Ah, well. Another problem is that the national debt has been rising steadily even though the annual deficit has been falling, so casual obervers get confused.
Eric Cantor is eventually cited as one of the misleading authority figures:
The outright falsehoods, you won’t be surprised to learn, tend to be politically motivated. In those 1996 data, Republicans were much more likely than Democrats to hold false views about the deficit, and the same must surely be true today. After all, Republicans made a lot of political hay over a supposedly runaway deficit early in the Obama administration, and they have maintained the same rhetoric even as the deficit has plunged. Thus Eric Cantor, the third-ranking Republican in the House, declared on Fox News that we have a “growing deficit,” while Senator Rand Paul told Bloomberg Businessweek that we’re running “a trillion-dollar deficit every year.”
In yet another low self-awareness moment Krugman bemoans the loss of credibility of the mainstream media:

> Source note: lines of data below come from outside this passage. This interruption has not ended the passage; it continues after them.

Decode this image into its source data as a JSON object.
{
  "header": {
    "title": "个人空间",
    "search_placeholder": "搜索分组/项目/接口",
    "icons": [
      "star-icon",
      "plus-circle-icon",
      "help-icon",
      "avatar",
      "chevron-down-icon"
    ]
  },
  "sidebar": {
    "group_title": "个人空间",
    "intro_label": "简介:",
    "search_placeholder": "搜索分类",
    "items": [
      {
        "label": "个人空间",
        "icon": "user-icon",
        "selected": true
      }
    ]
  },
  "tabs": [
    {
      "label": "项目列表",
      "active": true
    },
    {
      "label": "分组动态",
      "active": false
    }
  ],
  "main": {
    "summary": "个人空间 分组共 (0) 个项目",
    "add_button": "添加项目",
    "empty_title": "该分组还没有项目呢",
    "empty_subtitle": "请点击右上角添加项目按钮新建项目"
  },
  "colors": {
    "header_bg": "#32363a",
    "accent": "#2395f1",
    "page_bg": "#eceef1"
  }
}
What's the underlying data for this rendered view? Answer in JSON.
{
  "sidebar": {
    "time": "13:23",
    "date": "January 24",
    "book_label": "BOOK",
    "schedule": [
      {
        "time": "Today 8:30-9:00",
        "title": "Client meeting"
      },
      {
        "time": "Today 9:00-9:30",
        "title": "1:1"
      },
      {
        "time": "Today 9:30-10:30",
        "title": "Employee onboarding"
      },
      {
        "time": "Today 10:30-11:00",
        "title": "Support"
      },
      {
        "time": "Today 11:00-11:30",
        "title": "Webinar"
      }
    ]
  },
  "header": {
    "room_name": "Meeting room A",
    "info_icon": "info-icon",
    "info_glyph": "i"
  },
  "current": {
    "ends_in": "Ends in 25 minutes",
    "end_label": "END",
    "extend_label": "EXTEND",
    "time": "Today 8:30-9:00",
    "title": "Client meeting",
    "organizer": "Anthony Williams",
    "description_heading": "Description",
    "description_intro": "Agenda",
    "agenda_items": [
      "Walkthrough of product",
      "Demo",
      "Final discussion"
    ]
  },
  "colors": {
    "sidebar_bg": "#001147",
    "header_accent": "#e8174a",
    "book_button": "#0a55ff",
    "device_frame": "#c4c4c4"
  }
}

Still, aren’t there umpires for this sort of thing — trusted, nonpartisan authorities who can and will call out purveyors of falsehood? Once upon a time, I think, there were. But these days the partisan divide runs very deep, and even those who try to play umpire seem afraid to call out falsehood. Incredibly, the fact-checking site PolitiFact rated Mr. Cantor’s flatly false statement as “half true.”
Cantor said, "What we are trying to do is fund the government and make sure also that we take away the kinds of things that are standing in the way of a growing economy (and) a better health care, and all the while keeping our eye focused on trying to deal with the ultimate problem, which is this growing deficit."

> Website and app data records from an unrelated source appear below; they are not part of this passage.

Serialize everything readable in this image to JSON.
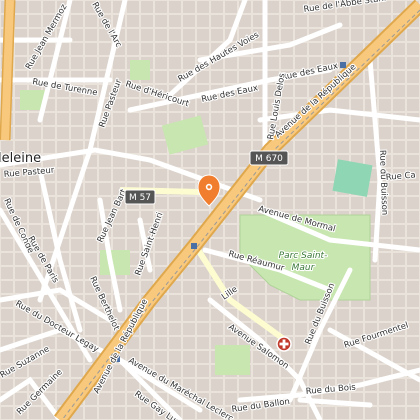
{
  "map": {
    "district_label": "leleine",
    "park_label_line1": "Parc Saint-",
    "park_label_line2": "Maur",
    "road_shields": [
      {
        "id": "m670",
        "label": "M 670"
      },
      {
        "id": "m57",
        "label": "M 57"
      }
    ],
    "streets": [
      {
        "id": "abbe-stahl",
        "label": "Rue de l'Abbé Stahl"
      },
      {
        "id": "jean-mermoz",
        "label": "Rue Jean Mermoz"
      },
      {
        "id": "arc",
        "label": "Rue de l'Arc"
      },
      {
        "id": "turenne",
        "label": "Rue de Turenne"
      },
      {
        "id": "pasteur-v",
        "label": "Rue Pasteur"
      },
      {
        "id": "hericourt",
        "label": "Rue d'Héricourt"
      },
      {
        "id": "hautes-voies",
        "label": "Rue des Hautes Voies"
      },
      {
        "id": "eaux-1",
        "label": "Rue des Eaux"
      },
      {
        "id": "eaux-2",
        "label": "Rue des Eaux"
      },
      {
        "id": "republique-n",
        "label": "Avenue de la République"
      },
      {
        "id": "louis-delos",
        "label": "Rue Louis Delos"
      },
      {
        "id": "buisson-n",
        "label": "Rue du Buisson"
      },
      {
        "id": "rue-pasteur-w",
        "label": "Rue Pasteur"
      },
      {
        "id": "conde",
        "label": "Rue de Condé"
      },
      {
        "id": "jean-bart",
        "label": "Rue Jean Bart"
      },
      {
        "id": "saint-henri",
        "label": "Rue Saint-Henri"
      },
      {
        "id": "paris",
        "label": "Rue de Paris"
      },
      {
        "id": "mormal",
        "label": "Avenue de Mormal"
      },
      {
        "id": "reaumur",
        "label": "Rue Réaumur"
      },
      {
        "id": "berthelot",
        "label": "Rue Berthelot"
      },
      {
        "id": "docteur-legay",
        "label": "Rue du Docteur Legay"
      },
      {
        "id": "buisson-s",
        "label": "Rue du Buisson"
      },
      {
        "id": "fourmentel",
        "label": "Rue Fourmentel"
      },
      {
        "id": "republique-s",
        "label": "Avenue de la République"
      },
      {
        "id": "salomon",
        "label": "Avenue Salomon"
      },
      {
        "id": "suzanne",
        "label": "Rue Suzanne"
      },
      {
        "id": "marechal-leclerc",
        "label": "Avenue du Maréchal Leclerc"
      },
      {
        "id": "germaine",
        "label": "Rue Germaine"
      },
      {
        "id": "guy-lussac",
        "label": "Rue Gay Lussac"
      },
      {
        "id": "bois",
        "label": "Rue du Bois"
      },
      {
        "id": "ballon",
        "label": "Rue du Ballon"
      },
      {
        "id": "ca",
        "label": "Rue Ca"
      },
      {
        "id": "lille",
        "label": "Lille"
      }
    ],
    "colors": {
      "background": "#f2efe9",
      "building": "#d9d0c9",
      "major_road": "#f8c87d",
      "major_road_casing": "#e0a84c",
      "park": "#c8e6b0",
      "pitch": "#8fd6b5",
      "marker": "#f07e2e",
      "shield": "#555555",
      "hospital": "#c0392b"
    },
    "icons": [
      "location-marker-icon",
      "hospital-icon"
    ]
  }
}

There’s one problem: The federal deficit isn’t "growing." At least not now.
"Not now" is the key caveat:
And the CBO projects that the deficit will continue to go down for two more years...

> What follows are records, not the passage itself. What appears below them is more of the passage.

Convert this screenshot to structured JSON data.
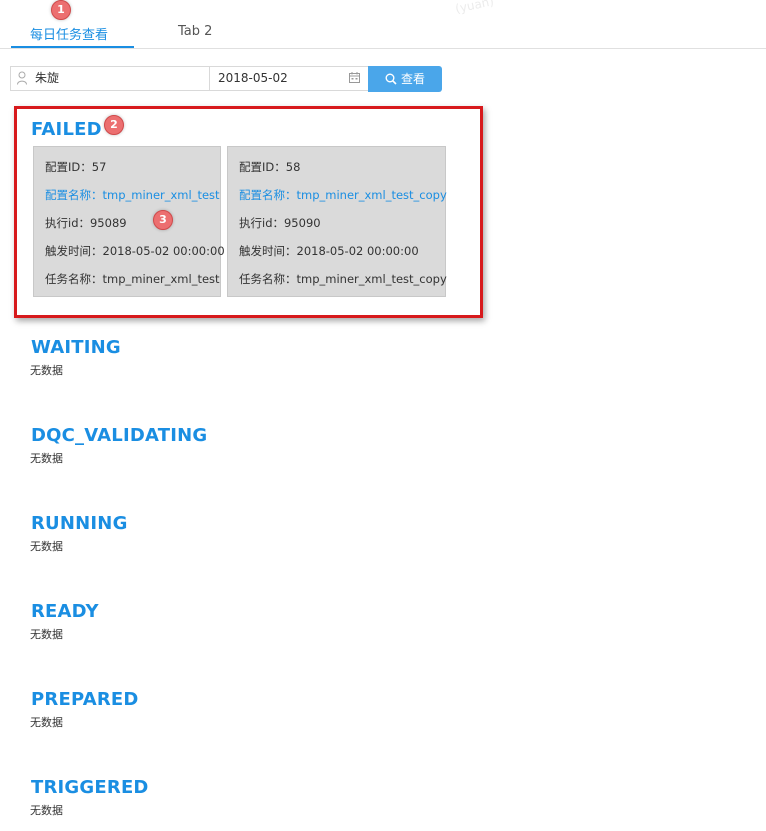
{
  "tabs": [
    {
      "label": "每日任务查看",
      "active": true
    },
    {
      "label": "Tab 2",
      "active": false
    }
  ],
  "markers": [
    "1",
    "2",
    "3"
  ],
  "watermark": "(yuan)",
  "search": {
    "user_value": "朱旋",
    "date_value": "2018-05-02",
    "button_label": "查看"
  },
  "sections": [
    {
      "title": "FAILED",
      "cards": [
        {
          "config_id": "配置ID：57",
          "config_name": "配置名称：tmp_miner_xml_test",
          "exec_id": "执行id：95089",
          "trigger_time": "触发时间：2018-05-02 00:00:00",
          "task_name": "任务名称：tmp_miner_xml_test"
        },
        {
          "config_id": "配置ID：58",
          "config_name": "配置名称：tmp_miner_xml_test_copy",
          "exec_id": "执行id：95090",
          "trigger_time": "触发时间：2018-05-02 00:00:00",
          "task_name": "任务名称：tmp_miner_xml_test_copy"
        }
      ]
    },
    {
      "title": "WAITING",
      "empty_text": "无数据"
    },
    {
      "title": "DQC_VALIDATING",
      "empty_text": "无数据"
    },
    {
      "title": "RUNNING",
      "empty_text": "无数据"
    },
    {
      "title": "READY",
      "empty_text": "无数据"
    },
    {
      "title": "PREPARED",
      "empty_text": "无数据"
    },
    {
      "title": "TRIGGERED",
      "empty_text": "无数据"
    }
  ],
  "colors": {
    "accent": "#1a8ee2",
    "button": "#4aa6ea",
    "highlight": "#d7191c",
    "marker": "#ec6f70",
    "card_bg": "#dadada"
  }
}
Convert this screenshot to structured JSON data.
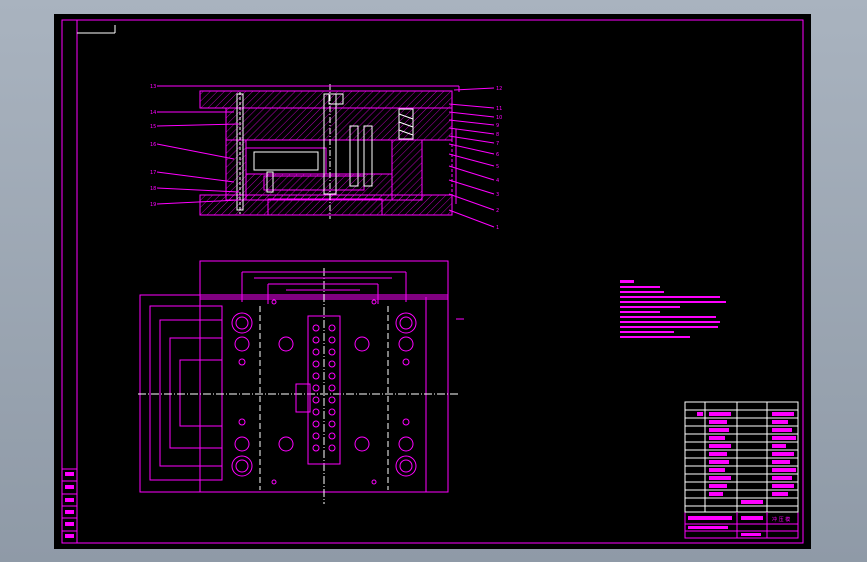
{
  "colors": {
    "background": "#000000",
    "line": "#ff00ff",
    "hidden": "#ffffff",
    "window_bg": "#a9b3bf"
  },
  "section_view": {
    "left_callouts": [
      "13",
      "14",
      "15",
      "16",
      "17",
      "18",
      "19"
    ],
    "right_callouts": [
      "12",
      "11",
      "10",
      "9",
      "8",
      "7",
      "6",
      "5",
      "4",
      "3",
      "2",
      "1"
    ]
  },
  "title_block": {
    "title_label": "冲 压 模"
  }
}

If CBO is on target, then by 2015, the deficit will be roughly a quarter of what it was in 2009.
In other words, Cantor is wrong about what has been happening to the deficit, and what is projected to happen in the near future.
After 2015, however, Cantor has a point -- the deficit begins growing again, according to CBO projections...
"The current baseline has deficits growing again in 2016, and even with his proposed tax increases, deficits are set to begin growing again in the out-years under President Obama’s own budget proposals," said Rory Cooper, Cantor’s spokesman. Cantor, he said, "is equally concerned with this long-term deficit trend" as he is with the shrinkage of the deficit in recent years.
So rather than take comfort in the nearly inevitable decline in the reduction of the deficit as the economy recovers from a dreadful recession, Cantor remains worried about the long term projections of a growing deficit (even as a percent of GDP). And this is irresponsible, deceitful leadership?
The Politfact ruling:
Cantor said that the federal deficit is "growing." Annual federal deficits are not growing right now, and they are not projected to grow through 2015, a point at which the deficit will have shrunk by three-quarters since 2009. By this standard, Cantor is wrong. However, unless policies are changed, deficits are projected to grow again in 2016 and beyond, according to the CBO. On balance, we rate his claim Half True.
So literalists and partisan pundits will claimn Cantor is wrong; folks actually evaluating our current path will have cause to worry about growing deficits.
NEW YORK (CNN) White House officials announced on Monday that the budget
deficit for the 1996 fiscal year was $107.3 billion, the smallest
Administration officials have predicted that beginning next year the deficit will start to rise again. They cannot predict the exact figure but previously had estimated the 1997 deficit would be $144 billion.
In fact the deficit eventually turned to surplus, but survey respondents as of 1996 might have made the same argument Cantor is making today - the national debt was still rising and the long term outlook was for rising deficits.